▶ _Work instructions_:
For the data below, report the number of lines that contain the string "confidence" and nothing else.

▶ _Data under study_:
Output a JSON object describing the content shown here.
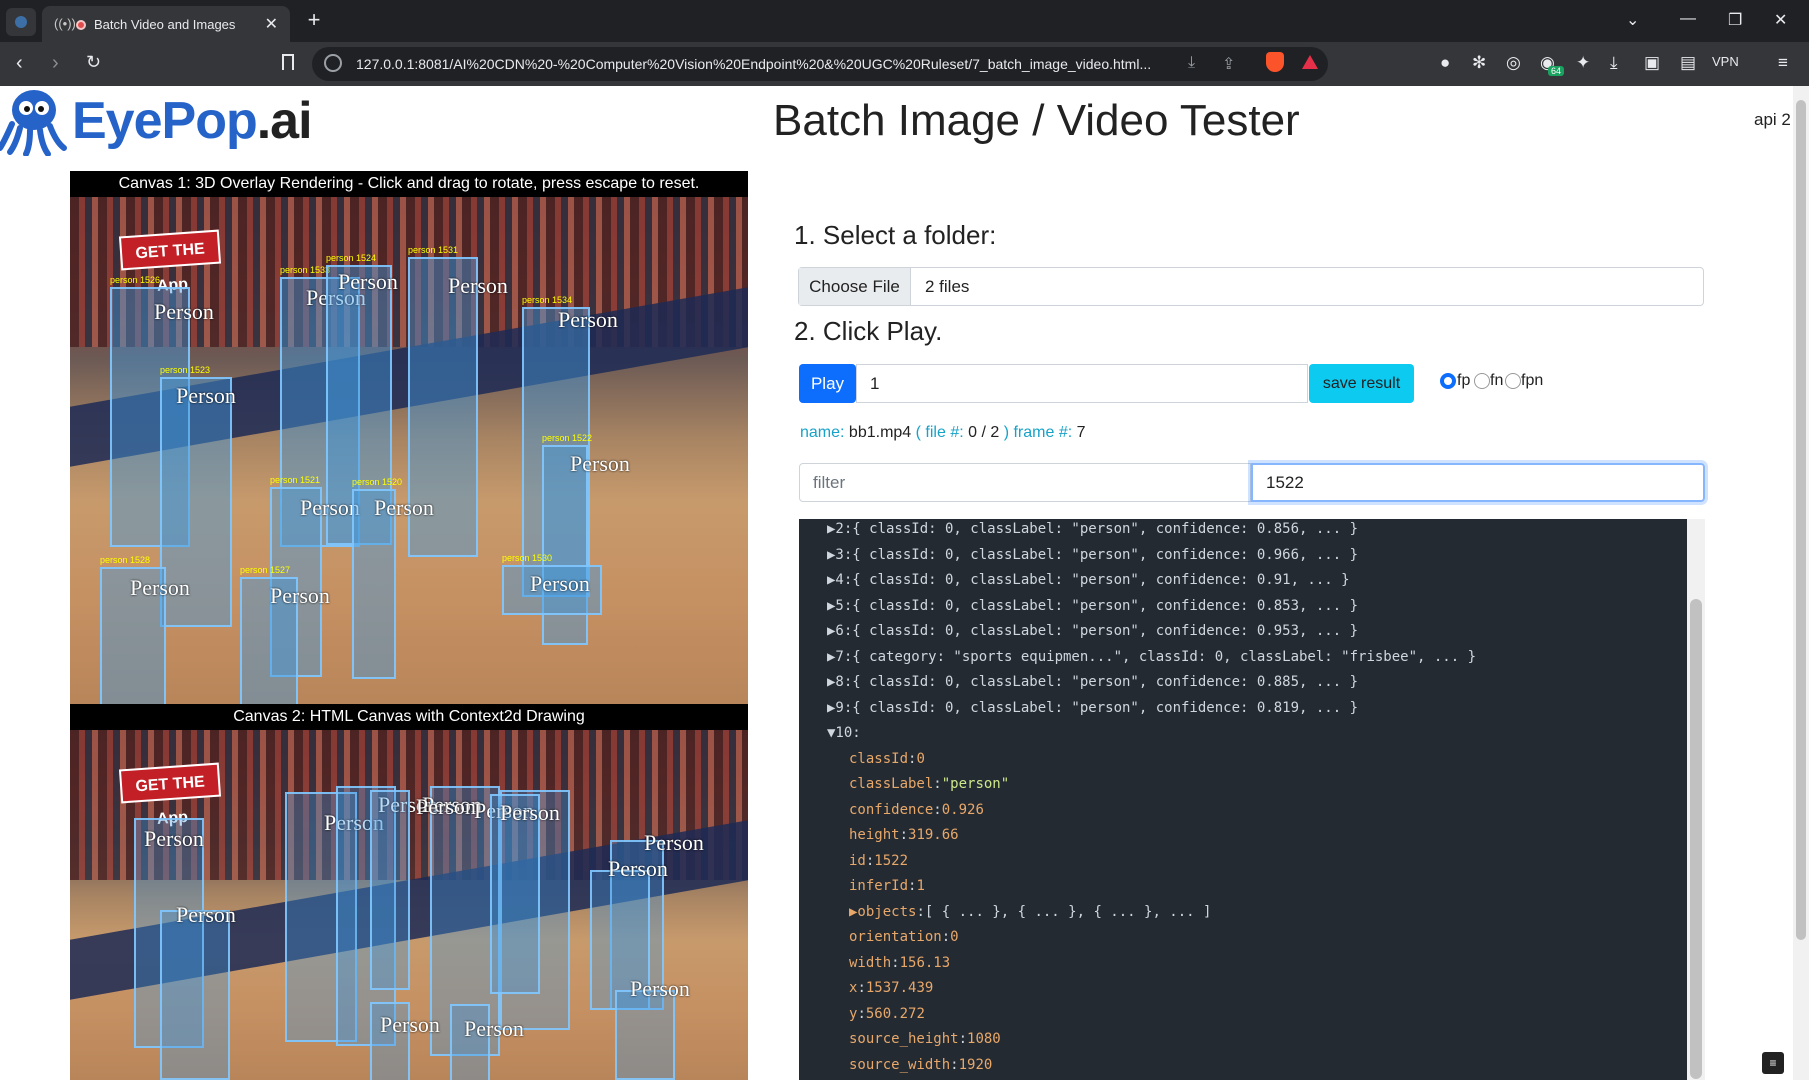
{
  "browser": {
    "tab_title": "Batch Video and Images",
    "url": "127.0.0.1:8081/AI%20CDN%20-%20Computer%20Vision%20Endpoint%20&%20UGC%20Ruleset/7_batch_image_video.html...",
    "vpn_label": "VPN",
    "ext_badge": "64"
  },
  "header": {
    "logo_word": "EyePop",
    "logo_suffix": ".ai",
    "title": "Batch Image / Video Tester",
    "api_label": "api 2"
  },
  "canvas1": {
    "caption": "Canvas 1: 3D Overlay Rendering - Click and drag to rotate, press escape to reset.",
    "adboard": "GET THE App",
    "detections": [
      {
        "label": "Person",
        "tag": "person 1526"
      },
      {
        "label": "Person",
        "tag": "person 1533"
      },
      {
        "label": "Person",
        "tag": "person 1524"
      },
      {
        "label": "Person",
        "tag": "person 1531"
      },
      {
        "label": "Person",
        "tag": "person 1534"
      },
      {
        "label": "Person",
        "tag": "person 1523"
      },
      {
        "label": "Person",
        "tag": "person 1522"
      },
      {
        "label": "Person",
        "tag": "person 1521"
      },
      {
        "label": "Person",
        "tag": "person 1520"
      },
      {
        "label": "Person",
        "tag": "person 1528"
      },
      {
        "label": "Person",
        "tag": "person 1527"
      },
      {
        "label": "Person",
        "tag": "person 1530"
      }
    ]
  },
  "canvas2": {
    "caption": "Canvas 2: HTML Canvas with Context2d Drawing",
    "adboard": "GET THE App",
    "labels": [
      "Person",
      "Person",
      "Person",
      "Person",
      "Person",
      "Person",
      "Person",
      "Person",
      "Person",
      "Person",
      "Person",
      "Person",
      "Person"
    ]
  },
  "controls": {
    "step1": "1. Select a folder:",
    "choose_file": "Choose File",
    "files_text": "2 files",
    "step2": "2. Click Play.",
    "play": "Play",
    "frame_value": "1",
    "save_result": "save result",
    "radio_options": [
      "fp",
      "fn",
      "fpn"
    ],
    "radio_selected": "fp",
    "filter_placeholder": "filter",
    "id_filter_value": "1522"
  },
  "status": {
    "name_key": "name:",
    "name_value": "bb1.mp4",
    "file_key_open": "( file #:",
    "file_value": "0 / 2",
    "close_paren": ")",
    "frame_key": "frame #:",
    "frame_value": "7"
  },
  "json_view": {
    "collapsed_rows": [
      "▶2:{ classId: 0, classLabel: \"person\", confidence: 0.856, ... }",
      "▶3:{ classId: 0, classLabel: \"person\", confidence: 0.966, ... }",
      "▶4:{ classId: 0, classLabel: \"person\", confidence: 0.91, ... }",
      "▶5:{ classId: 0, classLabel: \"person\", confidence: 0.853, ... }",
      "▶6:{ classId: 0, classLabel: \"person\", confidence: 0.953, ... }",
      "▶7:{ category: \"sports equipmen...\", classId: 0, classLabel: \"frisbee\", ... }",
      "▶8:{ classId: 0, classLabel: \"person\", confidence: 0.885, ... }",
      "▶9:{ classId: 0, classLabel: \"person\", confidence: 0.819, ... }"
    ],
    "expanded_header": "▼10:",
    "expanded_fields": [
      {
        "key": "classId",
        "value": "0"
      },
      {
        "key": "classLabel",
        "value": "\"person\""
      },
      {
        "key": "confidence",
        "value": "0.926"
      },
      {
        "key": "height",
        "value": "319.66"
      },
      {
        "key": "id",
        "value": "1522"
      },
      {
        "key": "inferId",
        "value": "1"
      },
      {
        "key": "▶objects",
        "value": "[ { ... }, { ... }, { ... }, ... ]"
      },
      {
        "key": "orientation",
        "value": "0"
      },
      {
        "key": "width",
        "value": "156.13"
      },
      {
        "key": "x",
        "value": "1537.439"
      },
      {
        "key": "y",
        "value": "560.272"
      },
      {
        "key": "source_height",
        "value": "1080"
      },
      {
        "key": "source_width",
        "value": "1920"
      }
    ]
  }
}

▶ _Task answer_:
8